Which combination of exposure factors will most likely contribute to producing the longest-scale contrast?
Film-Screen Grid Field
mAs kVp System Ratio Size
(A) 10 70 400 5:1 14 x 17 inches
(B) 12 90 200 8:1 14 x 17 inches
(C) 15 90 200 12:1 8 x 10 inches
(D) 20 80 400 10:1 11 x 14 inches

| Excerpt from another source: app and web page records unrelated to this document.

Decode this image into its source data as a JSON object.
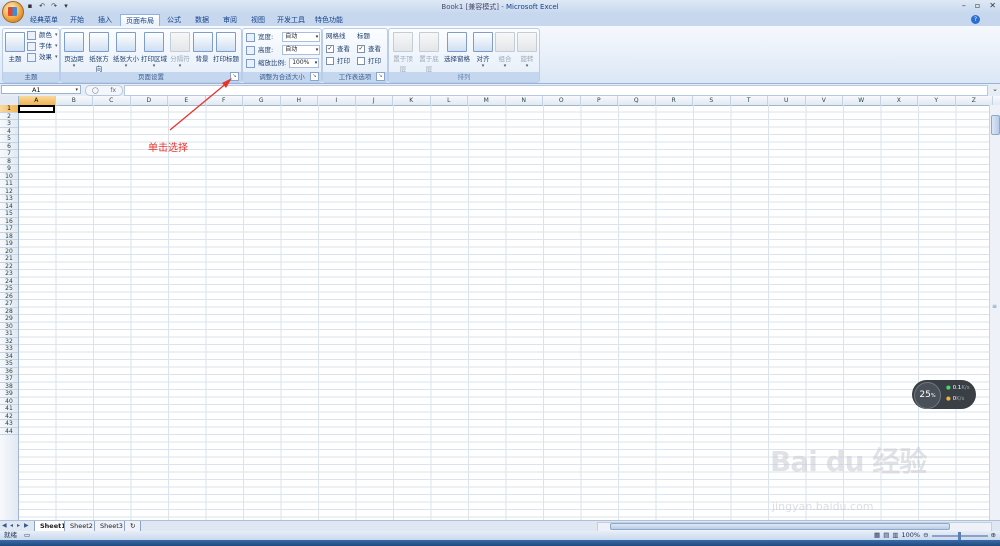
{
  "window": {
    "title": "Book1  [兼容模式] - ",
    "app_name": "Microsoft Excel"
  },
  "tabs": [
    "经典菜单",
    "开始",
    "插入",
    "页面布局",
    "公式",
    "数据",
    "审阅",
    "视图",
    "开发工具",
    "特色功能"
  ],
  "active_tab": "页面布局",
  "ribbon": {
    "theme_group": {
      "label": "主题",
      "big_button": "主题",
      "small": [
        "颜色",
        "字体",
        "效果"
      ]
    },
    "page_setup_group": {
      "label": "页面设置",
      "buttons": [
        "页边距",
        "纸张方向",
        "纸张大小",
        "打印区域",
        "分隔符",
        "背景",
        "打印标题"
      ]
    },
    "scale_group": {
      "label": "调整为合适大小",
      "width_label": "宽度:",
      "width_value": "自动",
      "height_label": "高度:",
      "height_value": "自动",
      "scale_label": "缩放比例:",
      "scale_value": "100%"
    },
    "sheet_options_group": {
      "label": "工作表选项",
      "gridlines_title": "网格线",
      "headings_title": "标题",
      "view": "查看",
      "print": "打印"
    },
    "arrange_group": {
      "label": "排列",
      "buttons": [
        "置于顶层",
        "置于底层",
        "选择窗格",
        "对齐",
        "组合",
        "旋转"
      ]
    }
  },
  "formula_bar": {
    "name_box": "A1",
    "fx": "fx"
  },
  "columns": [
    "A",
    "B",
    "C",
    "D",
    "E",
    "F",
    "G",
    "H",
    "I",
    "J",
    "K",
    "L",
    "M",
    "N",
    "O",
    "P",
    "Q",
    "R",
    "S",
    "T",
    "U",
    "V",
    "W",
    "X",
    "Y",
    "Z"
  ],
  "rows": [
    "1",
    "2",
    "3",
    "4",
    "5",
    "6",
    "7",
    "8",
    "9",
    "10",
    "11",
    "12",
    "13",
    "14",
    "15",
    "16",
    "17",
    "18",
    "19",
    "20",
    "21",
    "22",
    "23",
    "24",
    "25",
    "26",
    "27",
    "28",
    "29",
    "30",
    "31",
    "32",
    "33",
    "34",
    "35",
    "36",
    "37",
    "38",
    "39",
    "40",
    "41",
    "42",
    "43",
    "44"
  ],
  "sheet_tabs": [
    "Sheet1",
    "Sheet2",
    "Sheet3"
  ],
  "status": {
    "ready": "就绪",
    "zoom": "100%"
  },
  "annotation": "单击选择",
  "speed_widget": {
    "percent": "25",
    "percent_unit": "%",
    "up": "0.1",
    "up_unit": "K/s",
    "down": "0",
    "down_unit": "K/s"
  },
  "watermark": {
    "logo": "Bai du 经验",
    "url": "jingyan.baidu.com"
  },
  "colors": {
    "accent": "#15428b",
    "annotation": "#e8322c",
    "selected_header": "#f1b450"
  }
}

Group B. Review the groups of factors. First, because mAs has no effect on the scale of contrast produced, eliminate mAs from consideration by drawing a line through the column. Then, check the two entries in each column that are most likely to produce long-scale contrast. For example, in the kVp column, because higher kVp will produce longer-scale contrast, place check marks next to each 90 kVp. In the film-screen column, the slower screens (200) will produce lower (longer scale) contrast than the faster screens; place a check mark next to each. Because lower ratio grids permit a larger quantity of scattered radiation to reach the IR, the 5:1 and 8:1 grids will produce a longer scale of contrast than the higher ratio grids; check them. As the volume of irradiated tissue increases, so does the amount of scattered radiation produced and, consequently, the longer the scale of radiographic contrast; therefore, check the 14 x 17-inch field sizes. An overview shows that the factors in groups A and C have two check marks, whereas the factors in group B have four check marks, indicating that group B will produce the longest-scale contrast.